Disney's Bizaardvark: Survival Tips for Set Parents, Part 4

Beware of Food and Identity Thieves!

Be ready to watch your waistline (expand). The amount of food on any set is crazy and delicious. And it’s easy to be sedentary. For the first time in ten years, I could not button my ski pants. I was willing to let them be so tight that I had to walk bowlegged, but I couldn’t even zip OR button them up. This was a visible embarrassment as no one has extra, bigger, pair of ski pants lying around, including me. I had to go out and make this major purchase. Then I was forced to admit it to my husband and four kids because everyone noticed. Can’t just slip in with new ski pants. Upon spotting me, each child asked, “Why do you have new ski pants? I liked the pink ones.” I wanted to scream, “I liked the pink ones too! It’s those shooting days--the steak and chicken buffets and treat-ladened food trucks did me in. Sigh. I’m trying to minimize the damage, but I can’t even button the pink ski pants lying down.”

Amazing food is a perk for all the cast and crew that work on any show. There is an entire small team, affectionately named Crafty, that buys all the meals (breakfast and lunch on non-shoot days) and also has a fully stocked kitchenette with snacks, drinks, fruit, and anything else that people indicate they like (ice machine, ice cream freezer, and more). Most of the time in life, there is no such thing as a free lunch. That does not hold true on set! At all! You will be surrounded by food non-stop. On shoot days (when they are filming), there is breakfast, lunch and dinner PLUS a morning and evening snack. And when I say snack, I mean they bring in the pizza oven and make custom pizzas for all. Or they set up a taco bar and hand make tacos for all. And usually on one of the two shoot days for an episode, a delicious food truck shows up. Lobster rolls, ice cream, coffee trucks, you name it, it rolls in and I find myself eating yet again. My son doesn’t really like or eat sweets. He would not really eat any of the amazing cakes, pastries, ice cream sundaes, or cookies. Somebody had to eat them. And the set parents, along with the crew, can’t seem to resist.

It’s not the weight creep that left me questioning who I was or what was important to me as I lived in LA with my son, but away from my husband and other kids. I work very hard to NOT tie my identity or my son’s identity to the show. Sometimes when my son is recognized, the child refers to him as Bernie. To the audience, Ethan is Bernie but Ethan is a distinctly different person. He acts the character of Bernie. That is hugely important. If the writers want Bernie to be a little clueless, clumsy and say ridiculous things to be funny, it is Ethan’s job to pull that off as best as he can. Ethan doesn’t analyze the lines and say, “I don’t want to say that. It doesn’t reflect me or show me as I want to be shown.” The parent has to keep telling the child actor that they are separate and distinct from their character. They have to deliver the storyline at the highest level as written by the writers and coached by dialogue coaches, directors and executive producers. This is much more of a challenge than it appears because the kids’ characters will always have flaws and challenges because it makes them more relatable, funny and believable.

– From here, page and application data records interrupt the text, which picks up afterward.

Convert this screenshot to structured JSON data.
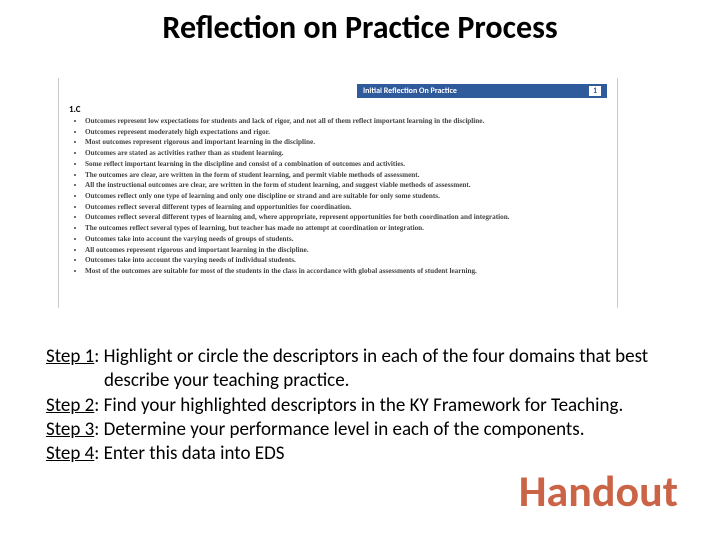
{
  "title": "Reflection on Practice Process",
  "doc": {
    "header_label": "Initial Reflection On Practice",
    "header_number": "1",
    "section_code": "1.C",
    "bullets": [
      "Outcomes represent low expectations for students and lack of rigor, and not all of them reflect important learning in the discipline.",
      "Outcomes represent moderately high expectations and rigor.",
      "Most outcomes represent rigorous and important learning in the discipline.",
      "Outcomes are stated as activities rather than as student learning.",
      "Some reflect important learning in the discipline and consist of a combination of outcomes and activities.",
      "The outcomes are clear, are written in the form of student learning, and permit viable methods of assessment.",
      "All the instructional outcomes are clear, are written in the form of student learning, and suggest viable methods of assessment.",
      "Outcomes reflect only one type of learning and only one discipline or strand and are suitable for only some students.",
      "Outcomes reflect several different types of learning and opportunities for coordination.",
      "Outcomes reflect several different types of learning and, where appropriate, represent opportunities for both coordination and integration.",
      "The outcomes reflect several types of learning, but teacher has made no attempt at coordination or integration.",
      "Outcomes take into account the varying needs of groups of students.",
      "All outcomes represent rigorous and important learning in the discipline.",
      "Outcomes take into account the varying needs of individual students.",
      "Most of the outcomes are suitable for most of the students in the class in accordance with global assessments of student learning."
    ]
  },
  "steps": [
    {
      "label": "Step 1",
      "text": ": Highlight or circle the descriptors in each of the four domains that best describe your teaching practice."
    },
    {
      "label": "Step 2",
      "text": ": Find your highlighted descriptors in the KY Framework for Teaching."
    },
    {
      "label": "Step 3",
      "text": ": Determine your performance level in each of the components."
    },
    {
      "label": "Step 4",
      "text": ": Enter this data into EDS"
    }
  ],
  "handout_label": "Handout"
}
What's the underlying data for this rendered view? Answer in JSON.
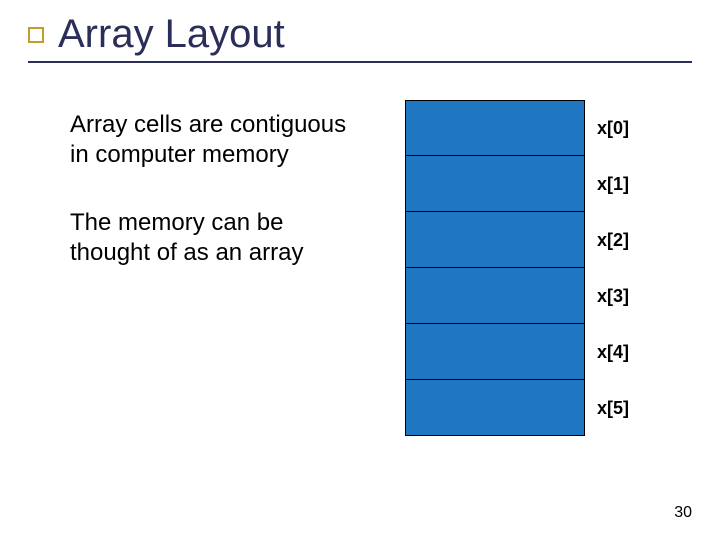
{
  "title": "Array Layout",
  "paragraphs": [
    "Array cells are contiguous in computer memory",
    "The memory can be thought of as an array"
  ],
  "cells": {
    "labels": [
      "x[0]",
      "x[1]",
      "x[2]",
      "x[3]",
      "x[4]",
      "x[5]"
    ],
    "fill": "#1f77c1"
  },
  "page_number": "30"
}
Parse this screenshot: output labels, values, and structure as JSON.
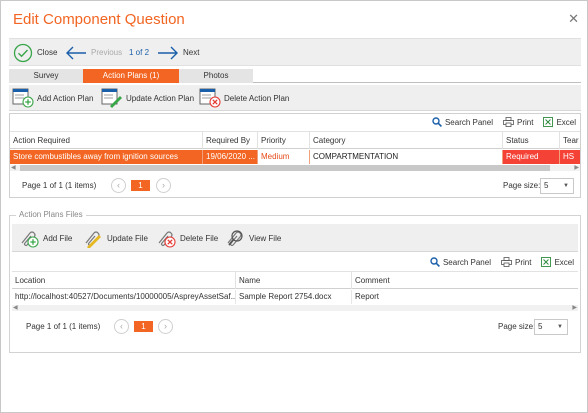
{
  "window": {
    "title": "Edit Component Question"
  },
  "nav": {
    "close": "Close",
    "previous": "Previous",
    "counter": "1 of 2",
    "next": "Next"
  },
  "tabs": [
    {
      "label": "Survey",
      "active": false
    },
    {
      "label": "Action Plans (1)",
      "active": true
    },
    {
      "label": "Photos",
      "active": false
    }
  ],
  "actions": {
    "add": "Add Action Plan",
    "update": "Update Action Plan",
    "delete": "Delete Action Plan"
  },
  "grid_tools": {
    "search": "Search Panel",
    "print": "Print",
    "excel": "Excel"
  },
  "action_grid": {
    "columns": [
      "Action Required",
      "Required By",
      "Priority",
      "Category",
      "Status",
      "Tear"
    ],
    "rows": [
      {
        "action": "Store combustibles away from ignition sources",
        "required_by": "19/06/2020 ...",
        "priority": "Medium",
        "category": "COMPARTMENTATION",
        "status": "Required",
        "team": "HS"
      }
    ],
    "pager": {
      "summary": "Page 1 of 1 (1 items)",
      "page": "1",
      "size_label": "Page size:",
      "size_value": "5"
    }
  },
  "files": {
    "legend": "Action Plans Files",
    "toolbar": {
      "add": "Add File",
      "update": "Update File",
      "delete": "Delete File",
      "view": "View File"
    },
    "columns": [
      "Location",
      "Name",
      "Comment"
    ],
    "rows": [
      {
        "location": "http://localhost:40527/Documents/10000005/AspreyAssetSaf...",
        "name": "Sample Report 2754.docx",
        "comment": "Report"
      }
    ],
    "pager": {
      "summary": "Page 1 of 1 (1 items)",
      "page": "1",
      "size_label": "Page size:",
      "size_value": "5"
    }
  },
  "colors": {
    "accent": "#f26522",
    "status_red": "#f44336",
    "link_blue": "#1a5faa"
  }
}
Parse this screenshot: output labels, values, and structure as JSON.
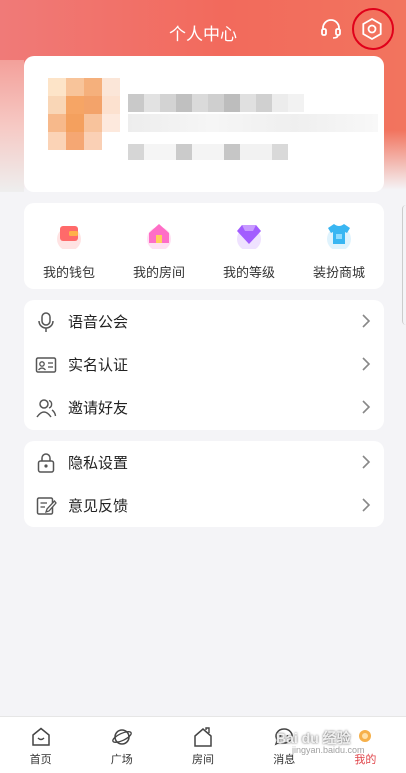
{
  "header": {
    "title": "个人中心"
  },
  "quick_actions": [
    {
      "label": "我的钱包",
      "icon": "wallet-icon",
      "color": "#ff6a6a"
    },
    {
      "label": "我的房间",
      "icon": "home-icon",
      "color": "#ff6ec7"
    },
    {
      "label": "我的等级",
      "icon": "diamond-icon",
      "color": "#a25cff"
    },
    {
      "label": "装扮商城",
      "icon": "shirt-icon",
      "color": "#39b6f2"
    }
  ],
  "menu_group_1": [
    {
      "label": "语音公会",
      "icon": "microphone-icon"
    },
    {
      "label": "实名认证",
      "icon": "id-card-icon"
    },
    {
      "label": "邀请好友",
      "icon": "invite-friends-icon"
    }
  ],
  "menu_group_2": [
    {
      "label": "隐私设置",
      "icon": "lock-icon"
    },
    {
      "label": "意见反馈",
      "icon": "feedback-icon"
    }
  ],
  "tabbar": [
    {
      "label": "首页",
      "icon": "home-tab-icon",
      "active": false
    },
    {
      "label": "广场",
      "icon": "planet-icon",
      "active": false
    },
    {
      "label": "房间",
      "icon": "room-icon",
      "active": false
    },
    {
      "label": "消息",
      "icon": "message-icon",
      "active": false
    },
    {
      "label": "我的",
      "icon": "profile-icon",
      "active": true
    }
  ],
  "watermark": {
    "text": "Bai du 经验",
    "sub": "jingyan.baidu.com"
  },
  "colors": {
    "accent": "#e0454a",
    "header": "#f26a5c",
    "highlight_ring": "#e0001a"
  }
}
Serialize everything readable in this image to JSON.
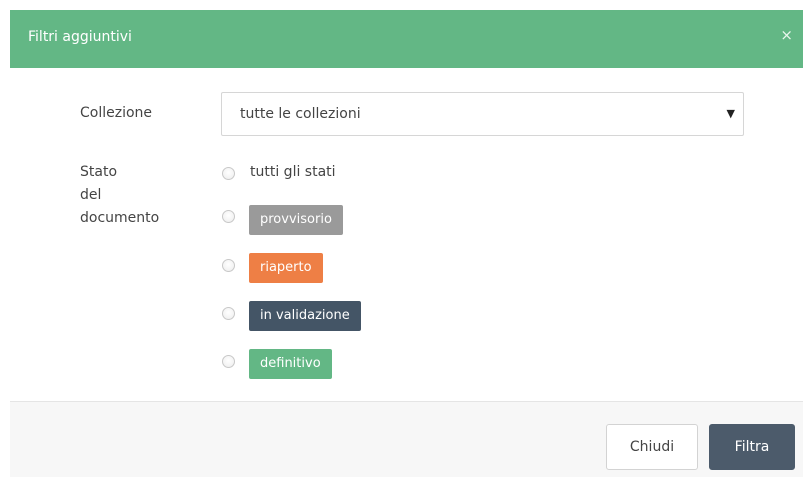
{
  "header": {
    "title": "Filtri aggiuntivi",
    "close_label": "×"
  },
  "collection": {
    "label": "Collezione",
    "selected": "tutte le collezioni",
    "chevron": "▼"
  },
  "status": {
    "label_line1": "Stato",
    "label_line2": "del",
    "label_line3": "documento",
    "options": [
      {
        "label": "tutti gli stati",
        "color": ""
      },
      {
        "label": "provvisorio",
        "color": "#9a9a9a"
      },
      {
        "label": "riaperto",
        "color": "#ee7f45"
      },
      {
        "label": "in validazione",
        "color": "#445566"
      },
      {
        "label": "definitivo",
        "color": "#63b785"
      }
    ]
  },
  "footer": {
    "close_button": "Chiudi",
    "filter_button": "Filtra"
  },
  "colors": {
    "header_bg": "#63b785",
    "primary_button": "#4c5b6b"
  }
}
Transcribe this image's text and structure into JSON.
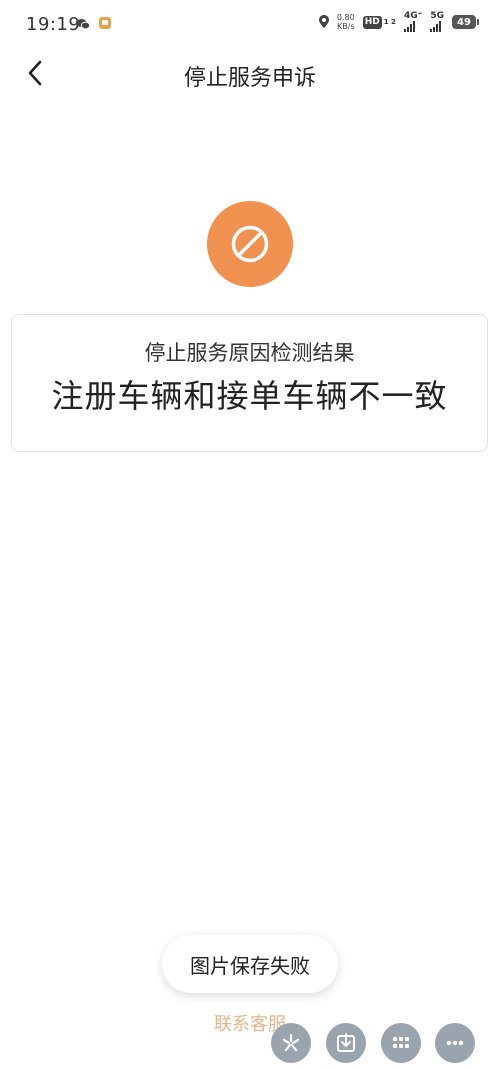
{
  "status_bar": {
    "time": "19:19",
    "net_speed_value": "0.80",
    "net_speed_unit": "KB/s",
    "hd_label": "HD",
    "hd_sub": "1 2",
    "signal_1": "4G⁺",
    "signal_2": "5G",
    "battery": "49"
  },
  "header": {
    "title": "停止服务申诉"
  },
  "status_icon": "stop-icon",
  "result": {
    "caption": "停止服务原因检测结果",
    "reason": "注册车辆和接单车辆不一致"
  },
  "toast": {
    "message": "图片保存失败"
  },
  "footer": {
    "contact_label": "联系客服"
  },
  "toolbar": {
    "icons": [
      "sparkle-icon",
      "download-icon",
      "grid-icon",
      "more-icon"
    ]
  },
  "colors": {
    "accent": "#f0914f",
    "contact_link": "#e8b48b",
    "floating_button": "#9aa4ae"
  }
}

So, child actors have to do embarrassing and uncool things, a lot.

Another important point is that your child’s identity should not be tied to how many lines they have, or if they are called the ‘lead’, series regular, recurring guest star, etc. Because they are all lucky to be on the show and no one is more important than anyone else on life’s playing field. I will dedicate an entire blog to this later as this is a major point and a source of drama on many shows. There is some racking and stacking and parents have to do everything they can to help their child keep things in perspective; lessen the impact of the rack and stack nature of the business.

My set mom friend Jennifer made an excellent observation when I asked if she had advice for new set parents. She said, “It is very important to keep your own interests and encourage your child to have outside interests as well. So, as child keeps growing as a person, the parent has to do the same. My identity is not only the mom of a Disney Channel actor and I try to never let that mindset creep in.”

I do everything I can to keep outside interests and work remotely as much as possible. I love to play tennis, write blogs and children’s books; I’m on a hospital board and a school (for different learners) board. I talk to my husband and kids every day. I stay current with my friends back home even as I make new ones from the show and Disney. Because I’m now navigating two worlds and I want to do it well. The show life is all encompassing but I have other things in my life to keep me in balance and grounded.

Last advice for this week - it is critical to be more invested in yourself than you are in the show. Becoming overly invested in your child and their success will take you down a bad road. Being in a show is like living in an intense bubble. Sometimes it just takes over and small things seem important. Everyone has to get out of the weeds sometimes; regain your balance and retain your sanity.

Thanks for coming back again to read the blogs! More tips and insights forthcoming. Have a great week.

With Aloha, Eileen